Problem description: Look through the records and copy each line that has "true" in it.

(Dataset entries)
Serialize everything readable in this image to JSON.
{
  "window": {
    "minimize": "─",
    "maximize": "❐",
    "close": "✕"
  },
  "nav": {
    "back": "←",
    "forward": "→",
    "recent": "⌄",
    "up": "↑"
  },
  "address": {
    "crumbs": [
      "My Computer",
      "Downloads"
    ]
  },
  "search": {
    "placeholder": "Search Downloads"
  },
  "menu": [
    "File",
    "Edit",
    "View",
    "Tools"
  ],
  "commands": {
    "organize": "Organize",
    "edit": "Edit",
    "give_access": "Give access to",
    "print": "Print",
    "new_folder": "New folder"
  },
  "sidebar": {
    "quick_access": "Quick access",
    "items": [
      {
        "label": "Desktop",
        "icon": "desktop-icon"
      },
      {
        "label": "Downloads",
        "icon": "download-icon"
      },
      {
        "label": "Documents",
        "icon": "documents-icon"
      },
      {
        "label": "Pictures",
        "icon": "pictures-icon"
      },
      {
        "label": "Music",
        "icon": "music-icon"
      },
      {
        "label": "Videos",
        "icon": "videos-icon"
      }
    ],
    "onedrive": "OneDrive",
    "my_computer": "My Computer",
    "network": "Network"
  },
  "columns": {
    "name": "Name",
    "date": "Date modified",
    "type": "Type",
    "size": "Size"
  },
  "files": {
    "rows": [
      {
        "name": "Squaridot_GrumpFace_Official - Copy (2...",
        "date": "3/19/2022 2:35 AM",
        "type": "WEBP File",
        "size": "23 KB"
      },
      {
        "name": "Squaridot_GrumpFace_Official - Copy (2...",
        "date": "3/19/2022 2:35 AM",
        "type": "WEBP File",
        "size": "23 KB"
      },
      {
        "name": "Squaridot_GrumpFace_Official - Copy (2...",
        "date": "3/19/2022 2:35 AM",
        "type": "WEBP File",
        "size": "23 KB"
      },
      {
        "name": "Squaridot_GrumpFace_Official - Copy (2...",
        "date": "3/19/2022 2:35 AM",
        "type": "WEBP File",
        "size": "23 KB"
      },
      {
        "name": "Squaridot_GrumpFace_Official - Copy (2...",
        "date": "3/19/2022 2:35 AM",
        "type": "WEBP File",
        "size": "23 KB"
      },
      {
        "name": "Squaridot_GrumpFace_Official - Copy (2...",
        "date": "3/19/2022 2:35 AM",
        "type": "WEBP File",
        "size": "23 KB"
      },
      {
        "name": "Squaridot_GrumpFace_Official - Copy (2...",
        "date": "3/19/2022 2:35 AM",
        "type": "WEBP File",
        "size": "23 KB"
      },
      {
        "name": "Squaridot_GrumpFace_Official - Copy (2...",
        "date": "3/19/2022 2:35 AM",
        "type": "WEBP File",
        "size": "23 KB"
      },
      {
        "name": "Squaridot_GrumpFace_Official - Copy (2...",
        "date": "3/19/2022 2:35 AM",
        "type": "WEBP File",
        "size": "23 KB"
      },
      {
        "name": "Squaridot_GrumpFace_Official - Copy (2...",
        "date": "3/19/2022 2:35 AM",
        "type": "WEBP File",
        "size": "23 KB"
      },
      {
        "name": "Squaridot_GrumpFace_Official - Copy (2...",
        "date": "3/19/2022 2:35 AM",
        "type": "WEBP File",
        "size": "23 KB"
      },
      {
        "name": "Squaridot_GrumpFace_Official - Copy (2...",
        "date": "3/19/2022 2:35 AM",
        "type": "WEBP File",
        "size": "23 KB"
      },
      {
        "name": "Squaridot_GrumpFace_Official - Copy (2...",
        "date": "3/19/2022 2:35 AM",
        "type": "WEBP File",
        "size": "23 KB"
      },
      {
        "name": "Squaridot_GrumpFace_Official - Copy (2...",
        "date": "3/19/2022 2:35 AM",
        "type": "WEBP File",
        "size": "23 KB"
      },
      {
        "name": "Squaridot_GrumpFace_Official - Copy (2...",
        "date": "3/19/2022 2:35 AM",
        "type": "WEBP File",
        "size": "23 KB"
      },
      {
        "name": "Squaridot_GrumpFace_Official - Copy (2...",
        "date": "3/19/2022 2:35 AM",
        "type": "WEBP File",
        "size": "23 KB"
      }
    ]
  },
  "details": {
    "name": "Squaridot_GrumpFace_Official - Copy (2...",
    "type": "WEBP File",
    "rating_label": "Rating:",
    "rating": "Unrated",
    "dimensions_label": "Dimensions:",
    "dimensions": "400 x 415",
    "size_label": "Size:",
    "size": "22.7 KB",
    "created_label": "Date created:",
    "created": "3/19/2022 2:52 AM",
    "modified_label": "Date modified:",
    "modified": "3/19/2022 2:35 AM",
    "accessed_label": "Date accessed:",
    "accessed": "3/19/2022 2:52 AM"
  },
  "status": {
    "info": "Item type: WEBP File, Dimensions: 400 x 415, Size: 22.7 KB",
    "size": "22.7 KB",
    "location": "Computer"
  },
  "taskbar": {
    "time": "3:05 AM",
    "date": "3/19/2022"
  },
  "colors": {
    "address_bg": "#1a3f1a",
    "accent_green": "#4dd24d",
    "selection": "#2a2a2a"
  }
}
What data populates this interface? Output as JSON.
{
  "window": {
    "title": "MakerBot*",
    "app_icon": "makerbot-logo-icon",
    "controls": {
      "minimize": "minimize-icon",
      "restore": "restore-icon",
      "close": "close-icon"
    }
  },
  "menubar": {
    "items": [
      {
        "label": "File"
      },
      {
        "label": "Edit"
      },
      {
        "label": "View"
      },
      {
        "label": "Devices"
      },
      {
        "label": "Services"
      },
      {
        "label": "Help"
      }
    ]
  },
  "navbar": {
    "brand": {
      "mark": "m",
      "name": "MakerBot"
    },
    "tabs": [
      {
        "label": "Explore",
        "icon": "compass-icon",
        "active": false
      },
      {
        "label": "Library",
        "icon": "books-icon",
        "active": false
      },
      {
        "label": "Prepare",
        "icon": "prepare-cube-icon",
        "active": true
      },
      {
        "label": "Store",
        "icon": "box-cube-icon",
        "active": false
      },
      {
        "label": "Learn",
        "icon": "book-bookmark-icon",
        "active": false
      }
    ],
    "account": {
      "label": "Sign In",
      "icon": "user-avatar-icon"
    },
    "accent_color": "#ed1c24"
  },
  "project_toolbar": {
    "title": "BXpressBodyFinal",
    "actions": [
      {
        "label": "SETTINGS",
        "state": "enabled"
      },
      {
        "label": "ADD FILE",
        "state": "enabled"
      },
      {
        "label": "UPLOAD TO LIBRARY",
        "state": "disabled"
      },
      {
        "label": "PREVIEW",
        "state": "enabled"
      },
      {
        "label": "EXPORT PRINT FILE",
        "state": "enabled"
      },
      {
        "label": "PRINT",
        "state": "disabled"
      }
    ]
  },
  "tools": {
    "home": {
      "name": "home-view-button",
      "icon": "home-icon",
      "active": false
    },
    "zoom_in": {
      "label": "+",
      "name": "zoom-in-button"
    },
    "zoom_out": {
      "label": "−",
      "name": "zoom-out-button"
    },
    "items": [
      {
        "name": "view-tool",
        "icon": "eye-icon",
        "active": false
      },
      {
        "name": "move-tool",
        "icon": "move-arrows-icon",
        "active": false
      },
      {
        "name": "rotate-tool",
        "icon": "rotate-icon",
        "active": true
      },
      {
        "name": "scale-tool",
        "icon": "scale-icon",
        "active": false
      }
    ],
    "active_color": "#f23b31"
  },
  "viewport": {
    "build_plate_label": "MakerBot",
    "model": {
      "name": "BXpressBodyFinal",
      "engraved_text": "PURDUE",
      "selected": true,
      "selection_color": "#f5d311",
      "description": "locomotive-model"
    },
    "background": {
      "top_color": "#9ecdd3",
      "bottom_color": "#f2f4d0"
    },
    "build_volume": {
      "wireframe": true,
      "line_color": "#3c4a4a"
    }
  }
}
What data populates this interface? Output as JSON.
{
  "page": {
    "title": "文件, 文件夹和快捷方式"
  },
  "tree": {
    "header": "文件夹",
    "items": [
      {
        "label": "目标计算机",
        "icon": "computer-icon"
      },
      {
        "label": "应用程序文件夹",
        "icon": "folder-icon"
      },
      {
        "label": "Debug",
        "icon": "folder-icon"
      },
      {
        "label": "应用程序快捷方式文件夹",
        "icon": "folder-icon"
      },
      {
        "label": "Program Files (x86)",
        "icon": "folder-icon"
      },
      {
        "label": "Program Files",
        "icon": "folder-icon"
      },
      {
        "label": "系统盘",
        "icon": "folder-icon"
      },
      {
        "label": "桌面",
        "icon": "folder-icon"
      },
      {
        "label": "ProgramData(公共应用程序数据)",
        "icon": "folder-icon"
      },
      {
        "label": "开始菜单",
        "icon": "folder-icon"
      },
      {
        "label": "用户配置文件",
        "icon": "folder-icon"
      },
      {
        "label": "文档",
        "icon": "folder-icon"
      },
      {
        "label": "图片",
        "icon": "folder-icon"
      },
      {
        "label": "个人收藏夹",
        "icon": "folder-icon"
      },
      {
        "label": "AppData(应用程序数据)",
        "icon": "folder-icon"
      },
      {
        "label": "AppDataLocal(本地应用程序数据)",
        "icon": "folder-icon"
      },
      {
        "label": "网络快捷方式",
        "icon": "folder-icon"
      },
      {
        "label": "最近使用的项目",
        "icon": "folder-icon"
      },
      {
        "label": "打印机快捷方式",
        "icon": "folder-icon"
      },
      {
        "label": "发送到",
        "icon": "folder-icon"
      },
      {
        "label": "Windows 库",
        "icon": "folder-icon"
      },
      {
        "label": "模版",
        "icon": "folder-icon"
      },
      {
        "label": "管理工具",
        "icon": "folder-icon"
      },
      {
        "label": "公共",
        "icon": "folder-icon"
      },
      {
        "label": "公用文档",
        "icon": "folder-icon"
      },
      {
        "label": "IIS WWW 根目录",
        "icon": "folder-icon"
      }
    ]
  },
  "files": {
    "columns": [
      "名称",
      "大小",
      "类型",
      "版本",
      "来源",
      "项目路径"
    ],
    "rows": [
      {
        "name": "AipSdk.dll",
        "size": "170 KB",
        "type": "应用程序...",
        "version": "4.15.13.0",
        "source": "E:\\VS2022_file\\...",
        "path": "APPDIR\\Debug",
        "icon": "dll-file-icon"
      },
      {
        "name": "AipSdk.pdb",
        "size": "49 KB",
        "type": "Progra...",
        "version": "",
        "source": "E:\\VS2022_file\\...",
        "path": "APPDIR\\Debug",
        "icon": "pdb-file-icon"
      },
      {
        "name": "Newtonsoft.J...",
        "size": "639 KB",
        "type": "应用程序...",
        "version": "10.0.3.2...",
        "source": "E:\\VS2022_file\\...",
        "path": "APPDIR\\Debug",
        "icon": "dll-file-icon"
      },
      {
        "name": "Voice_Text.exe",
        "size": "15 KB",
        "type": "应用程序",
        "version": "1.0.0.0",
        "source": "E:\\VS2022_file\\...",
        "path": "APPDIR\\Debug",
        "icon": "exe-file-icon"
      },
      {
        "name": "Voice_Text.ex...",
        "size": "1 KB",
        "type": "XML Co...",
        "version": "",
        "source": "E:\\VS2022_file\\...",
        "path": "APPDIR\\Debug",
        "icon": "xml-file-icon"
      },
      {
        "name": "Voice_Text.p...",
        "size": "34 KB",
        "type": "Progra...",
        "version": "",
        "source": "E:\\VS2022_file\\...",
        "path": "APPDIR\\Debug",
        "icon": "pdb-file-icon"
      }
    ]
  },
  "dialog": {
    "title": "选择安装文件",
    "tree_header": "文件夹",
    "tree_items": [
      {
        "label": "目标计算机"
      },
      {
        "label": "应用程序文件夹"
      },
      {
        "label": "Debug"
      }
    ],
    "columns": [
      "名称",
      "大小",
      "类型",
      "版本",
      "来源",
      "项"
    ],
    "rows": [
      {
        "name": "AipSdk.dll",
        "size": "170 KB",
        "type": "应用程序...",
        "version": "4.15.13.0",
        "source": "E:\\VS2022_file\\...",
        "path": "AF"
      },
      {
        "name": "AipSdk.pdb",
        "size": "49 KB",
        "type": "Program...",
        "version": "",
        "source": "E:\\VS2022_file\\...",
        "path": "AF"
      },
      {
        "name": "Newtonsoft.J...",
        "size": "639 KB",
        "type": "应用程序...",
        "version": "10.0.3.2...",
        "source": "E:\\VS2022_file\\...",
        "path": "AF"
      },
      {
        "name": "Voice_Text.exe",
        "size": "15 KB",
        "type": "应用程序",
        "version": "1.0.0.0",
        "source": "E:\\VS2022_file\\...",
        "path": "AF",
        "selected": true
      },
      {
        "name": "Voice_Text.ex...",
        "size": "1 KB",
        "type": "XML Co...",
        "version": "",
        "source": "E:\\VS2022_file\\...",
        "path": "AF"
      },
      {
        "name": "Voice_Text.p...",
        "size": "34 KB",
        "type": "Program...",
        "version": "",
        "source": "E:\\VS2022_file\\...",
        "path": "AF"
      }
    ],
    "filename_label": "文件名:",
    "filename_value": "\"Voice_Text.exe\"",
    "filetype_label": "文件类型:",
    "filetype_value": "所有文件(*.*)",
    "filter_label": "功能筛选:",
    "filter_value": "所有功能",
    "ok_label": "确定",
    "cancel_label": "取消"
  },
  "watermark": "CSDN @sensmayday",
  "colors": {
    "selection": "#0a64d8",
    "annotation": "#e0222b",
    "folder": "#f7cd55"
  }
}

Output below:
        "active": true
        "active": true
      "selected": true,
      "wireframe": true,
        "selected": true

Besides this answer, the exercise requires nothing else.